WINDHOEK, 17 MAR (NAMPA) There is the risk of drought conditions in north-eastern Namibia, western Angola and southwestern Democratic Republic of Congo (DRC).
The Southern Africa Development Community (SADC) Climate Outlook for February to April 2015 issued a week ago predicted that significant drier-than-normal conditions continued to occur over the western and southern parts of SADC.
For the period March to April 2015, there is a high likelihood of ;normal to below-normal rainfall conditions to continue in the southwestern portions of continental SADC; above normal to normal rainfall in the eastern parts, most northern DRC, as well as in eastern Madagascar; while normal to above-normal rainfall conditions to be observed across most parts of the SADC region, it stressed.
The southwestern parts of the continental region continued to experience below normal rainfall conditions since the beginning of the season.
Largely drier-than-normal conditions are expected during the next weeks over the bulk of the conterminous SADC, according to the outlook.
The long-term outlook for the months of March, April, May rainfall showed that the remainder of the region receives rainfall less than 300 millimetres and gradually decreasing south-westwards to South Africa and Namibia, where the mean rainfall is below 100 millimetres.
Meanwhile, the Namibia Hydrological Services in its daily forecast issued on Monday predicted that most of Namibia, with the exception of most of the eastern parts will likely continue to receive low to below rainfall during this month and the coming two months.
Generally, no good rains over most of Namibia for the past 24 hours were received.
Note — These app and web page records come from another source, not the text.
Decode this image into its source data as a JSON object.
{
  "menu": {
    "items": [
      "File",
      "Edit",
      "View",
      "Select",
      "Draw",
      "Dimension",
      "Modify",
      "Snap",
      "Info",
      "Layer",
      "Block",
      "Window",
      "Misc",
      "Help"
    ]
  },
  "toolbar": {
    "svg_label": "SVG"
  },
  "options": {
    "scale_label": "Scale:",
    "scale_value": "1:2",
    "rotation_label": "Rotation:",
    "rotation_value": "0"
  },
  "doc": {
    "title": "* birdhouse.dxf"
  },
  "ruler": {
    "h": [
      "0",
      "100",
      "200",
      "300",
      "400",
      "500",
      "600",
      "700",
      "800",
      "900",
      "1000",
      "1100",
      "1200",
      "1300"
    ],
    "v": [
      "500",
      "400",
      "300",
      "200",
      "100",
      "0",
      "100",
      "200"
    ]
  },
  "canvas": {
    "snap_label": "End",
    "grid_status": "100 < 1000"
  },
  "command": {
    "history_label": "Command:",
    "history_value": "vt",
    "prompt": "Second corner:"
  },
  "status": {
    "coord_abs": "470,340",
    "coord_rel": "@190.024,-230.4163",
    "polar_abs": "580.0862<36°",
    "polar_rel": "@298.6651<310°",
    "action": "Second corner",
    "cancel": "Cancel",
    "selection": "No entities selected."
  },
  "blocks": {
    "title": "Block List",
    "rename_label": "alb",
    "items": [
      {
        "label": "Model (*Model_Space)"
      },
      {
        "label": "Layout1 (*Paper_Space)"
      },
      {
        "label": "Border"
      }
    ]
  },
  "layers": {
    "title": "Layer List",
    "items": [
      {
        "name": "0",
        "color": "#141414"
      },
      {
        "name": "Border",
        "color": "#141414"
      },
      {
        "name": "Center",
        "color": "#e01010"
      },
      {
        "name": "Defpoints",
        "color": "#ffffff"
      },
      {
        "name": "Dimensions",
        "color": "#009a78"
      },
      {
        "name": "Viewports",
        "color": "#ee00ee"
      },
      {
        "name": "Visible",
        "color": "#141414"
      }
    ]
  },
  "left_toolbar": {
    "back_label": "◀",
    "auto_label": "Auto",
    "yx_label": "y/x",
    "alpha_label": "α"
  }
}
Historically, El Niño raises chances of receiving below-average rainfall during the main crop-growing season in southern Africa. However, not all locations are equally affected by El Niño in the region, it warned.
The Zambezi water levels still remain relatively low, in comparison to the few past years. Okavango river continues to rise, but steadily, according to the hydrological services.